Last week we cautioned that because patent law is exclusively a federal matter under the Constitution, the structural incentives triggering the explosion of patent litigation must be addressed at the federal level. As if on cue, the U.S. Supreme Court this week released a pair of opinions that could reduce the growing number of abusive patent claims. Together, these decisions expand the availability of attorney’s fees for prevailing parties and increase federal district courts’ discretion in awarding fees.


Part of the difficulty in fighting patent trolls is the absence of any significant downside to filing infringement claims. Absent an effective opportunity for prevailing parties to recover their fees, patent trolls are able to extract settlements based on largely meritless claims.


Federal courts always have discretion to award attorney’s fees to punish unjustified litigation, or other bad conduct that would violate Rule 11 of the Federal Rules of Civil Procedure. In addition, since 1951, federal district courts have also had the discretion under the Patent Act to award attorney’s fees in “exceptional cases” to the prevailing party. This fee-shifting mechanism has not been used as a penalty for simply losing a case; it has been used only when other indicia of bad faith or unfairness suggest that the awarding of fees is appropriate.


However, the scope of the courts’ discretion to award fees was significantly constrained by more recent case law requiring both subjective bad faith and also an objectively baseless claim such that no reasonable litigant could believe it would succeed. The problem, as the Supreme Court observed in this week’s rulings, was that such a rule effectively limits fees to conduct that are independently sanctionable under Rule 11, rendering the fee-shifting provision largely superfluous.

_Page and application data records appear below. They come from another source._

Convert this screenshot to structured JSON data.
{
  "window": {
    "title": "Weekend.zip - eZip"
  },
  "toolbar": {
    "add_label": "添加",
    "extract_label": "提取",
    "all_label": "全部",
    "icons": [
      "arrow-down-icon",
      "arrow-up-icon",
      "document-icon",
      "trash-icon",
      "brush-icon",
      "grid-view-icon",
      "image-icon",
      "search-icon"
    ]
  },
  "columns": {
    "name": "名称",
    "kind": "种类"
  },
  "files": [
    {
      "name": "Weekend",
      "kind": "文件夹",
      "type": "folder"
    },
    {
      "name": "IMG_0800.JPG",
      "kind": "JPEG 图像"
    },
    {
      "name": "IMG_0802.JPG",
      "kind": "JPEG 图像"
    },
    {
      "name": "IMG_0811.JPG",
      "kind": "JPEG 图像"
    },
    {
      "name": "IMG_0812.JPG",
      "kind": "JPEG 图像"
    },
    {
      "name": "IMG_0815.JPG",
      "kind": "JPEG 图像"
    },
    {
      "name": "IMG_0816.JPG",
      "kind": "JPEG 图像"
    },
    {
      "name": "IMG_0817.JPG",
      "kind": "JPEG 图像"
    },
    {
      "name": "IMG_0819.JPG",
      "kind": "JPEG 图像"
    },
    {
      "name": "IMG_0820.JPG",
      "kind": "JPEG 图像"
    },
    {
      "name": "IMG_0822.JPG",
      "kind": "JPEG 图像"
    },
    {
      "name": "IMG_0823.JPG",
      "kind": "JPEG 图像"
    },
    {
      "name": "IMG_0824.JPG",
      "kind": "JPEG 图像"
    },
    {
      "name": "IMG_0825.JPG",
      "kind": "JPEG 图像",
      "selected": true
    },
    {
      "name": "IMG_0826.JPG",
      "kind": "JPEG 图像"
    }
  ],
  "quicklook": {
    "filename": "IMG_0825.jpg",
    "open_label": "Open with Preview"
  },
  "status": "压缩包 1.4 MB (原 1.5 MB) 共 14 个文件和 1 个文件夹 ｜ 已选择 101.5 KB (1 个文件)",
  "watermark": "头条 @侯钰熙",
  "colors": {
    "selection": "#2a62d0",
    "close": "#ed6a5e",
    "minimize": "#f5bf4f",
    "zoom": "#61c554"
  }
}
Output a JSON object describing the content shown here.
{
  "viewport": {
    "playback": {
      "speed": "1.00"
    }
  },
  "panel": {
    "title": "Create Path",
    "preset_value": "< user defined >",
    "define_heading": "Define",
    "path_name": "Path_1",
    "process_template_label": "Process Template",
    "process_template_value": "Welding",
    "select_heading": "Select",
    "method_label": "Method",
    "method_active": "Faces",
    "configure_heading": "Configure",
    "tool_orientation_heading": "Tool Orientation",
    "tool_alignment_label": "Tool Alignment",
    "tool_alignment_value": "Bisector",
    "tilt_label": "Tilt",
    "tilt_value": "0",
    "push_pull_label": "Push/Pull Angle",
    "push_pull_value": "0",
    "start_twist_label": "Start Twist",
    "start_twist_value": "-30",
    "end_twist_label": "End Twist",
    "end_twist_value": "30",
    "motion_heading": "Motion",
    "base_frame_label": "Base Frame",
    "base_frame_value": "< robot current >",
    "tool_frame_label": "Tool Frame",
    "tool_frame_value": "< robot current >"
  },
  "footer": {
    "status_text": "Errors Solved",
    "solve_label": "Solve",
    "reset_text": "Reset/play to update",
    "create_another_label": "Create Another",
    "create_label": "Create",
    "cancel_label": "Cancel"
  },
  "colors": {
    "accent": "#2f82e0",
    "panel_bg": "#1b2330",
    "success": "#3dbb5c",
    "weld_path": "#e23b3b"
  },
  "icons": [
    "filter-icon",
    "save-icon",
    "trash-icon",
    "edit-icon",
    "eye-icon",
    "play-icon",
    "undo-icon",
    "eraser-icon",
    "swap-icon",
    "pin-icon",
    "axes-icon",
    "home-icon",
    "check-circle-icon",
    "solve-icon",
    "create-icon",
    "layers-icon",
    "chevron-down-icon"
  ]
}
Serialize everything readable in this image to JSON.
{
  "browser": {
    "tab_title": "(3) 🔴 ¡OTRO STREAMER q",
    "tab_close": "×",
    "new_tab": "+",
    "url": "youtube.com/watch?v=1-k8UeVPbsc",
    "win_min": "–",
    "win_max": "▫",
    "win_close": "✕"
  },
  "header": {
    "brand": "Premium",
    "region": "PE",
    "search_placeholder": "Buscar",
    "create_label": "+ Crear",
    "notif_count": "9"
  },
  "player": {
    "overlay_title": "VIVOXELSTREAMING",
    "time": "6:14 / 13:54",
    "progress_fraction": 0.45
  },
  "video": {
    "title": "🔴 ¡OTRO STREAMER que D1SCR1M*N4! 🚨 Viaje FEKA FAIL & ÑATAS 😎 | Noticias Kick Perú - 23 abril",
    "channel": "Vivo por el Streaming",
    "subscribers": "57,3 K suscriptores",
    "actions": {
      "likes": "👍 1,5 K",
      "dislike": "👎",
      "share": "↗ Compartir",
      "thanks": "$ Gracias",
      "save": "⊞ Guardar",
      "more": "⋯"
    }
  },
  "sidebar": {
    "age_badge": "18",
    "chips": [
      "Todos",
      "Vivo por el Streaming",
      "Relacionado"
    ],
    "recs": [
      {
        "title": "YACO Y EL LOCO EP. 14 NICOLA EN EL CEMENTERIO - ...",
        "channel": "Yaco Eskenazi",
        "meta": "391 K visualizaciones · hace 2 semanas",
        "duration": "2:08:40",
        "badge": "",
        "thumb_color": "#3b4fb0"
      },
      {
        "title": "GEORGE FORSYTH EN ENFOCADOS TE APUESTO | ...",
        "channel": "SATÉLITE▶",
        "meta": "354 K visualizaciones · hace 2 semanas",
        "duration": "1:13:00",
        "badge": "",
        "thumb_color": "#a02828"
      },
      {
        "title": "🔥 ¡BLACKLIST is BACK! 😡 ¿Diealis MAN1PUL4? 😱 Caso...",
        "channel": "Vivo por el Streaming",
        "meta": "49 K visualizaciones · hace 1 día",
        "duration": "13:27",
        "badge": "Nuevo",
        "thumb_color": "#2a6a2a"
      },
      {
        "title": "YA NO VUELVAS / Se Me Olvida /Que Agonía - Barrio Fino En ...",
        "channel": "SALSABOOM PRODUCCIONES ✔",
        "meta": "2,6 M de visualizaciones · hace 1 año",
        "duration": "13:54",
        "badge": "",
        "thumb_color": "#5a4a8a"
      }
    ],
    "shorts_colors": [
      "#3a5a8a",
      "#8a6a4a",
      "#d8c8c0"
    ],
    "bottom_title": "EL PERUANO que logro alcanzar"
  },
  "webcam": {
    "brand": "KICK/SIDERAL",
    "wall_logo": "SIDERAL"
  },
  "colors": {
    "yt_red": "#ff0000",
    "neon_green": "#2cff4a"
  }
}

The Supreme Court on Wednesday rejected that limitation, holding that the “exceptional” case “is simply one that stands out from others with respect to the substantive strength of a party’s litigating position … or the unreasonable manner in which the case was litigated.” In a companion decision, the Court clarified that the district court awarding the fees will be upheld on appeal unless they have demonstrably abused their discretion.


Together, these decisions have the potential to change the dynamics of patent trolling more effectively than the legislative initiatives pending in New Jersey and other states. The behavior that would meet the “bad faith” standard found in NJ bill A2462 likely would meet the standard under the relaxed federal rule; the potential fees would actually be awarded by a court with the constitutional capacity to award them; and defendants should be able to find lawyers willing to take on the defense of meritless claims based on the reasonable likelihood of fee-recovery.


A final thought: New Jersey has an abundance of statutes providing for one-way fee-shifting. NJCJI has observed on numerous occasions that such provisions distort incentives by encouraging largely meritless litigation to extract settlements. Following the lead of the Supreme Court, and legislatively expanding the availability of bilateral fee-shifting beyond actions that would be independently sanctionable, might be a useful step towards improving the civil litigation climate in New Jersey.